Find out all about the wonderful animals, both real and imaginary, represented on objects in the BP exhibition Ming: 50 years that changed China.
Dragons were associated with water, so if an object was painted with dragons it was supposed to protect against fire. Robes with five-clawed dragons were the preserve of the emperor. Empresses and the nobility wore robes with Ming dragons.
This stunning cloisonné jar and cover was made for the Xuande emperor (r. 1426–1435). The jar is decorated with magnificent five-clawed dragons, which were symbolic of the emperor.
This gold vessel is also incised with five-clawed dragons and decorated in semi-precious stones in raised settings.
Lions have a protective function in China and were placed in pairs outside many Buddhist temples and official buildings.
This multi-coloured glazed tile comes from the Great Monastery of Filial Gratitude (Da Baoensi), which was built between 1412 and 1431 in Nanjing, and was acknowledged as an important site by the first emperor of the Ming dynasty, the Hongwu emperor (r. 1368–1398). This tile formed part of a door frame of the monastery’s nine-storey octagonal pagoda, the centrepiece of the temple.
Draw lions in the Great Court as part of The Big Draw, which this year is a #Ming50Years family day on Sun 26 Oct.
Horses were vital for the Ming army as mounted archers were probably more important than firearms at this period.

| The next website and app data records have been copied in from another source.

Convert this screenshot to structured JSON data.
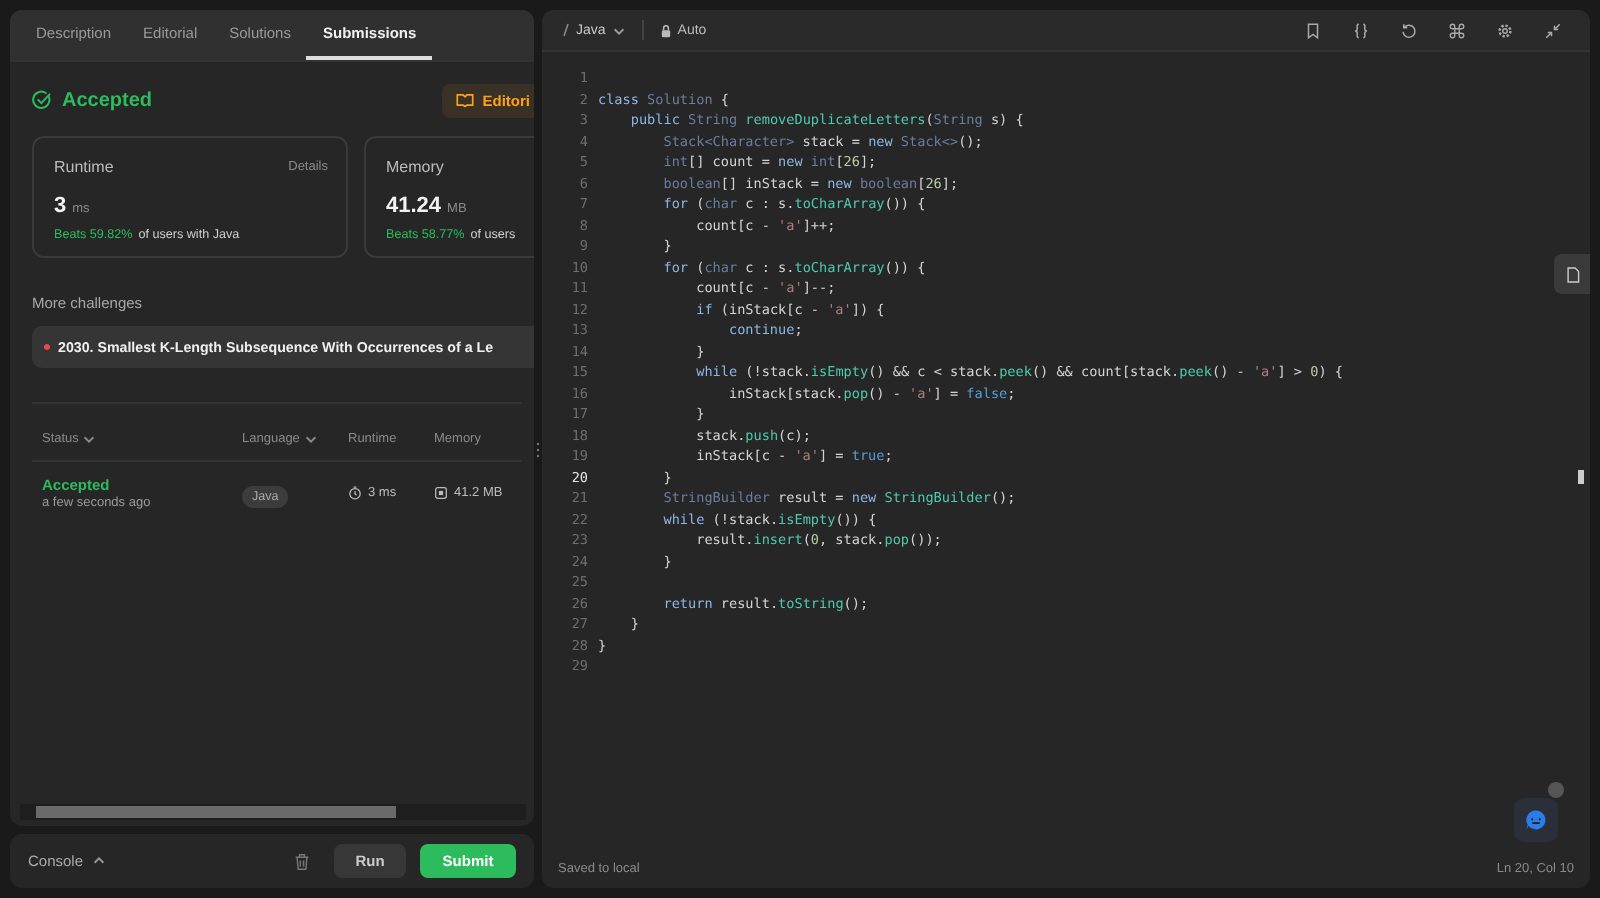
{
  "left_tabs": [
    {
      "label": "Description",
      "selected": false
    },
    {
      "label": "Editorial",
      "selected": false
    },
    {
      "label": "Solutions",
      "selected": false
    },
    {
      "label": "Submissions",
      "selected": true
    }
  ],
  "result": {
    "status": "Accepted",
    "editorial_button": "Editori"
  },
  "runtime_card": {
    "title": "Runtime",
    "details_link": "Details",
    "value": "3",
    "unit": "ms",
    "beats": "Beats 59.82%",
    "beats_suffix": "of users with Java"
  },
  "memory_card": {
    "title": "Memory",
    "value": "41.24",
    "unit": "MB",
    "beats": "Beats 58.77%",
    "beats_suffix": "of users"
  },
  "more_challenges": {
    "heading": "More challenges",
    "items": [
      {
        "title": "2030. Smallest K-Length Subsequence With Occurrences of a Le",
        "color": "#e5484d"
      }
    ]
  },
  "submissions": {
    "columns": [
      {
        "label": "Status",
        "sortable": true
      },
      {
        "label": "Language",
        "sortable": true
      },
      {
        "label": "Runtime",
        "sortable": false
      },
      {
        "label": "Memory",
        "sortable": false
      }
    ],
    "rows": [
      {
        "status": "Accepted",
        "time": "a few seconds ago",
        "language": "Java",
        "runtime": "3 ms",
        "memory": "41.2 MB"
      }
    ]
  },
  "bottom_bar": {
    "console": "Console",
    "run": "Run",
    "submit": "Submit"
  },
  "editor": {
    "language": "Java",
    "mode": "Auto",
    "status_left": "Saved to local",
    "cursor": "Ln 20, Col 10",
    "lines": [
      {
        "number": "1",
        "current": false
      },
      {
        "number": "2",
        "current": false,
        "tokens": [
          {
            "kind": "keyword",
            "text": "class"
          },
          {
            "kind": "type",
            "text": " Solution"
          },
          {
            "kind": "plain",
            "text": " {"
          }
        ]
      },
      {
        "number": "3",
        "current": false,
        "tokens": [
          {
            "kind": "keyword",
            "text": "    public"
          },
          {
            "kind": "type",
            "text": " String"
          },
          {
            "kind": "method",
            "text": " removeDuplicateLetters"
          },
          {
            "kind": "plain",
            "text": "("
          },
          {
            "kind": "type",
            "text": "String"
          },
          {
            "kind": "plain",
            "text": " s) {"
          }
        ]
      },
      {
        "number": "4",
        "current": false,
        "tokens": [
          {
            "kind": "type",
            "text": "        Stack<Character>"
          },
          {
            "kind": "plain",
            "text": " stack = "
          },
          {
            "kind": "keyword",
            "text": "new"
          },
          {
            "kind": "type",
            "text": " Stack<>"
          },
          {
            "kind": "plain",
            "text": "();"
          }
        ]
      },
      {
        "number": "5",
        "current": false,
        "tokens": [
          {
            "kind": "type",
            "text": "        int"
          },
          {
            "kind": "plain",
            "text": "[] count = "
          },
          {
            "kind": "keyword",
            "text": "new"
          },
          {
            "kind": "type",
            "text": " int"
          },
          {
            "kind": "plain",
            "text": "["
          },
          {
            "kind": "number",
            "text": "26"
          },
          {
            "kind": "plain",
            "text": "];"
          }
        ]
      },
      {
        "number": "6",
        "current": false,
        "tokens": [
          {
            "kind": "type",
            "text": "        boolean"
          },
          {
            "kind": "plain",
            "text": "[] inStack = "
          },
          {
            "kind": "keyword",
            "text": "new"
          },
          {
            "kind": "type",
            "text": " boolean"
          },
          {
            "kind": "plain",
            "text": "["
          },
          {
            "kind": "number",
            "text": "26"
          },
          {
            "kind": "plain",
            "text": "];"
          }
        ]
      },
      {
        "number": "7",
        "current": false,
        "tokens": [
          {
            "kind": "keyword",
            "text": "        for"
          },
          {
            "kind": "plain",
            "text": " ("
          },
          {
            "kind": "type",
            "text": "char"
          },
          {
            "kind": "plain",
            "text": " c : s."
          },
          {
            "kind": "method",
            "text": "toCharArray"
          },
          {
            "kind": "plain",
            "text": "()) {"
          }
        ]
      },
      {
        "number": "8",
        "current": false,
        "tokens": [
          {
            "kind": "plain",
            "text": "            count[c - "
          },
          {
            "kind": "string",
            "text": "'a'"
          },
          {
            "kind": "plain",
            "text": "]++;"
          }
        ]
      },
      {
        "number": "9",
        "current": false,
        "tokens": [
          {
            "kind": "plain",
            "text": "        }"
          }
        ]
      },
      {
        "number": "10",
        "current": false,
        "tokens": [
          {
            "kind": "keyword",
            "text": "        for"
          },
          {
            "kind": "plain",
            "text": " ("
          },
          {
            "kind": "type",
            "text": "char"
          },
          {
            "kind": "plain",
            "text": " c : s."
          },
          {
            "kind": "method",
            "text": "toCharArray"
          },
          {
            "kind": "plain",
            "text": "()) {"
          }
        ]
      },
      {
        "number": "11",
        "current": false,
        "tokens": [
          {
            "kind": "plain",
            "text": "            count[c - "
          },
          {
            "kind": "string",
            "text": "'a'"
          },
          {
            "kind": "plain",
            "text": "]--;"
          }
        ]
      },
      {
        "number": "12",
        "current": false,
        "tokens": [
          {
            "kind": "keyword",
            "text": "            if"
          },
          {
            "kind": "plain",
            "text": " (inStack[c - "
          },
          {
            "kind": "string",
            "text": "'a'"
          },
          {
            "kind": "plain",
            "text": "]) {"
          }
        ]
      },
      {
        "number": "13",
        "current": false,
        "tokens": [
          {
            "kind": "keyword",
            "text": "                continue"
          },
          {
            "kind": "plain",
            "text": ";"
          }
        ]
      },
      {
        "number": "14",
        "current": false,
        "tokens": [
          {
            "kind": "plain",
            "text": "            }"
          }
        ]
      },
      {
        "number": "15",
        "current": false,
        "tokens": [
          {
            "kind": "keyword",
            "text": "            while"
          },
          {
            "kind": "plain",
            "text": " (!stack."
          },
          {
            "kind": "method",
            "text": "isEmpty"
          },
          {
            "kind": "plain",
            "text": "() && c < stack."
          },
          {
            "kind": "method",
            "text": "peek"
          },
          {
            "kind": "plain",
            "text": "() && count[stack."
          },
          {
            "kind": "method",
            "text": "peek"
          },
          {
            "kind": "plain",
            "text": "() - "
          },
          {
            "kind": "string",
            "text": "'a'"
          },
          {
            "kind": "plain",
            "text": "] > "
          },
          {
            "kind": "number",
            "text": "0"
          },
          {
            "kind": "plain",
            "text": ") {"
          }
        ]
      },
      {
        "number": "16",
        "current": false,
        "tokens": [
          {
            "kind": "plain",
            "text": "                inStack[stack."
          },
          {
            "kind": "method",
            "text": "pop"
          },
          {
            "kind": "plain",
            "text": "() - "
          },
          {
            "kind": "string",
            "text": "'a'"
          },
          {
            "kind": "plain",
            "text": "] = "
          },
          {
            "kind": "literal",
            "text": "false"
          },
          {
            "kind": "plain",
            "text": ";"
          }
        ]
      },
      {
        "number": "17",
        "current": false,
        "tokens": [
          {
            "kind": "plain",
            "text": "            }"
          }
        ]
      },
      {
        "number": "18",
        "current": false,
        "tokens": [
          {
            "kind": "plain",
            "text": "            stack."
          },
          {
            "kind": "method",
            "text": "push"
          },
          {
            "kind": "plain",
            "text": "(c);"
          }
        ]
      },
      {
        "number": "19",
        "current": false,
        "tokens": [
          {
            "kind": "plain",
            "text": "            inStack[c - "
          },
          {
            "kind": "string",
            "text": "'a'"
          },
          {
            "kind": "plain",
            "text": "] = "
          },
          {
            "kind": "literal",
            "text": "true"
          },
          {
            "kind": "plain",
            "text": ";"
          }
        ]
      },
      {
        "number": "20",
        "current": true,
        "tokens": [
          {
            "kind": "plain",
            "text": "        }"
          }
        ]
      },
      {
        "number": "21",
        "current": false,
        "tokens": [
          {
            "kind": "type",
            "text": "        StringBuilder"
          },
          {
            "kind": "plain",
            "text": " result = "
          },
          {
            "kind": "keyword",
            "text": "new"
          },
          {
            "kind": "method",
            "text": " StringBuilder"
          },
          {
            "kind": "plain",
            "text": "();"
          }
        ]
      },
      {
        "number": "22",
        "current": false,
        "tokens": [
          {
            "kind": "keyword",
            "text": "        while"
          },
          {
            "kind": "plain",
            "text": " (!stack."
          },
          {
            "kind": "method",
            "text": "isEmpty"
          },
          {
            "kind": "plain",
            "text": "()) {"
          }
        ]
      },
      {
        "number": "23",
        "current": false,
        "tokens": [
          {
            "kind": "plain",
            "text": "            result."
          },
          {
            "kind": "method",
            "text": "insert"
          },
          {
            "kind": "plain",
            "text": "("
          },
          {
            "kind": "number",
            "text": "0"
          },
          {
            "kind": "plain",
            "text": ", stack."
          },
          {
            "kind": "method",
            "text": "pop"
          },
          {
            "kind": "plain",
            "text": "());"
          }
        ]
      },
      {
        "number": "24",
        "current": false,
        "tokens": [
          {
            "kind": "plain",
            "text": "        }"
          }
        ]
      },
      {
        "number": "25",
        "current": false
      },
      {
        "number": "26",
        "current": false,
        "tokens": [
          {
            "kind": "keyword",
            "text": "        return"
          },
          {
            "kind": "plain",
            "text": " result."
          },
          {
            "kind": "method",
            "text": "toString"
          },
          {
            "kind": "plain",
            "text": "();"
          }
        ]
      },
      {
        "number": "27",
        "current": false,
        "tokens": [
          {
            "kind": "plain",
            "text": "    }"
          }
        ]
      },
      {
        "number": "28",
        "current": false,
        "tokens": [
          {
            "kind": "plain",
            "text": "}"
          }
        ]
      },
      {
        "number": "29",
        "current": false
      }
    ]
  }
}
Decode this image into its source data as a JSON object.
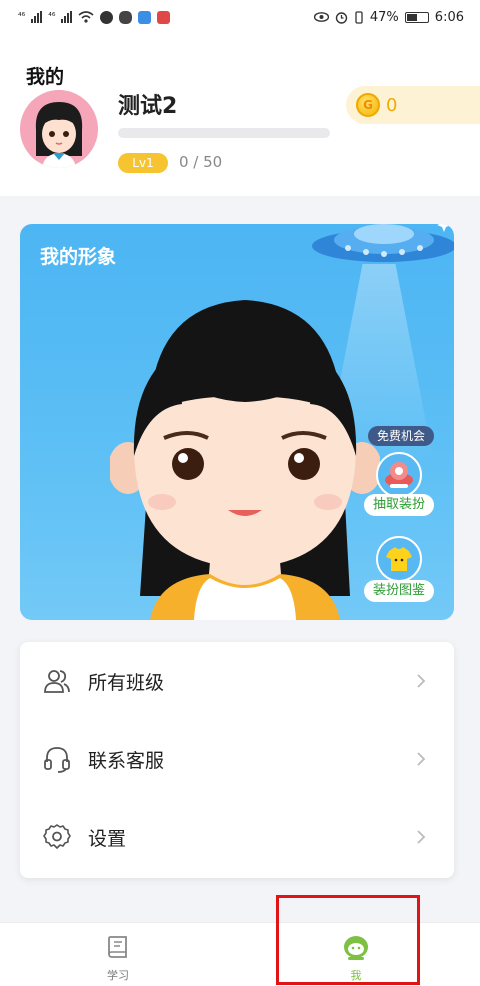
{
  "status_bar": {
    "left_signal_labels": [
      "⁴⁶",
      "⁴⁶"
    ],
    "battery_percent": "47%",
    "time": "6:06"
  },
  "header": {
    "page_title": "我的",
    "username": "测试2",
    "level_badge": "Lv1",
    "xp_progress": "0 / 50",
    "coins": "0",
    "coin_glyph": "G"
  },
  "avatar_card": {
    "title": "我的形象",
    "free_chance_label": "免费机会",
    "draw_outfit_label": "抽取装扮",
    "outfit_gallery_label": "装扮图鉴"
  },
  "menu": {
    "items": [
      {
        "label": "所有班级",
        "icon": "users-icon"
      },
      {
        "label": "联系客服",
        "icon": "headset-icon"
      },
      {
        "label": "设置",
        "icon": "gear-icon"
      }
    ]
  },
  "tabbar": {
    "tabs": [
      {
        "label": "学习",
        "icon": "book-icon",
        "active": false
      },
      {
        "label": "我",
        "icon": "profile-face-icon",
        "active": true
      }
    ]
  },
  "colors": {
    "accent_green": "#7cc142",
    "brand_blue": "#4cb5f3",
    "coin_gold": "#f3a900",
    "highlight_red": "#e01414"
  }
}
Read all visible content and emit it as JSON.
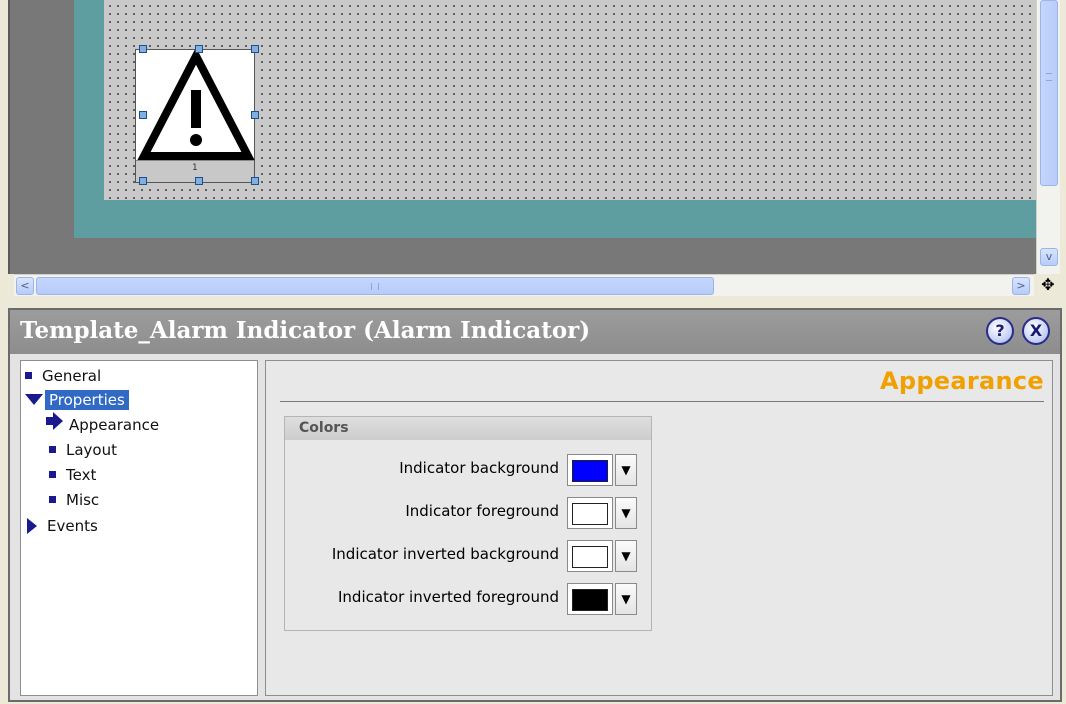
{
  "editor": {
    "indicator_digit": "1",
    "scrollbar_grip": "III",
    "scroll_left": "<",
    "scroll_right": ">",
    "scroll_down": "v",
    "move_glyph": "✥"
  },
  "inspector": {
    "title": "Template_Alarm Indicator (Alarm Indicator)",
    "pin_glyph": "?",
    "close_glyph": "X",
    "tree": {
      "general": "General",
      "properties": "Properties",
      "appearance": "Appearance",
      "layout": "Layout",
      "text": "Text",
      "misc": "Misc",
      "events": "Events"
    },
    "section_title": "Appearance",
    "group_title": "Colors",
    "rows": [
      {
        "label": "Indicator background",
        "color": "#0000ff"
      },
      {
        "label": "Indicator foreground",
        "color": "#ffffff"
      },
      {
        "label": "Indicator inverted background",
        "color": "#ffffff"
      },
      {
        "label": "Indicator inverted foreground",
        "color": "#000000"
      }
    ],
    "dropdown_glyph": "▼"
  },
  "colors": {
    "canvas_frame": "#787878",
    "screen": "#5f9ea0",
    "accent_title": "#f0a000",
    "selection": "#316ac5"
  }
}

Equestrian art was very popular in the early Ming period at court, whether showing hunting, polo-playing or portraits of military horses.
This scroll depicts the Xuande emperor (r. 1426–1435) with his eunuchs within the Eastern Park, next to the imperial palace, watching and taking part in palace sports based on military training exercises. This third scene shows the emperor observing five riders playing polo. The players have to hit the ball through a hole in a screen decorated with four polo players and a rider holding a flag. Polo was used by the cavalry to demonstrate their horsemanship.
Elephants became extinct in China’s south-west in the early 15th century, retreating into what is now Burma, Thailand, Laos and Cambodia. Elephants were gifted to the Ming emperors by Burmese and Vietnamese rulers.
This multi-coloured glazed tile comes from the same monastery door frame as the lion tile above.
Giraffes are not native to China, but one did arrive in the Ming court 600 years ago.
On 20 September 1414, the Sultan of Bengal sent a giraffe as tribute to the Yongle emperor of China. The animal arrived at the Ming court to great acclaim and was thoroughly documented in words and images, like in this hanging scroll from the Philadelphia Museum of Art. The giraffe was interpreted at court as the qilin, a mythical beast supposedly seen only when a sage ruler was on the throne. Many exotic animals were sent as tribute to the Ming court from lands visited by the imperial fleet and its admiral Zheng He.
You can also use these animals to inspire your jewellery designs and giant handscroll painting this half-term in free drop-in activities from 27 Oct – 31 Oct.
Gold ewer with semi-precious stones. Gold with engraved design; semi-precious stones. Xuande period, 1426–1435. Nanjing or Beijing. Philadelphia Museum of Art, purchased with the John T. Morris Fund, 1950. © Philadelphia Museum of Art.
Lion tile. Earthenware, moulded and sculpted with lead-fluxed glazes. Yongle to Xuande periods, 1412–1431. Nanjing. © Nanjing Municipal Museum.
Detail from ‘Amusements in the Xuande emperor’s palace’ showing the emperor watching polo. Handscroll, ink and colours on silk. Xuande period, 1426–1435. Anonymous. The Palace Museum, Beijing. © The Palace Museum.
Elephant tile. Earthenware, moulded and sculpted with lead-fluxed glazes. Yongle to Xuande periods, 1412–1431. Nanjing. © Nanjing Municipal Museum.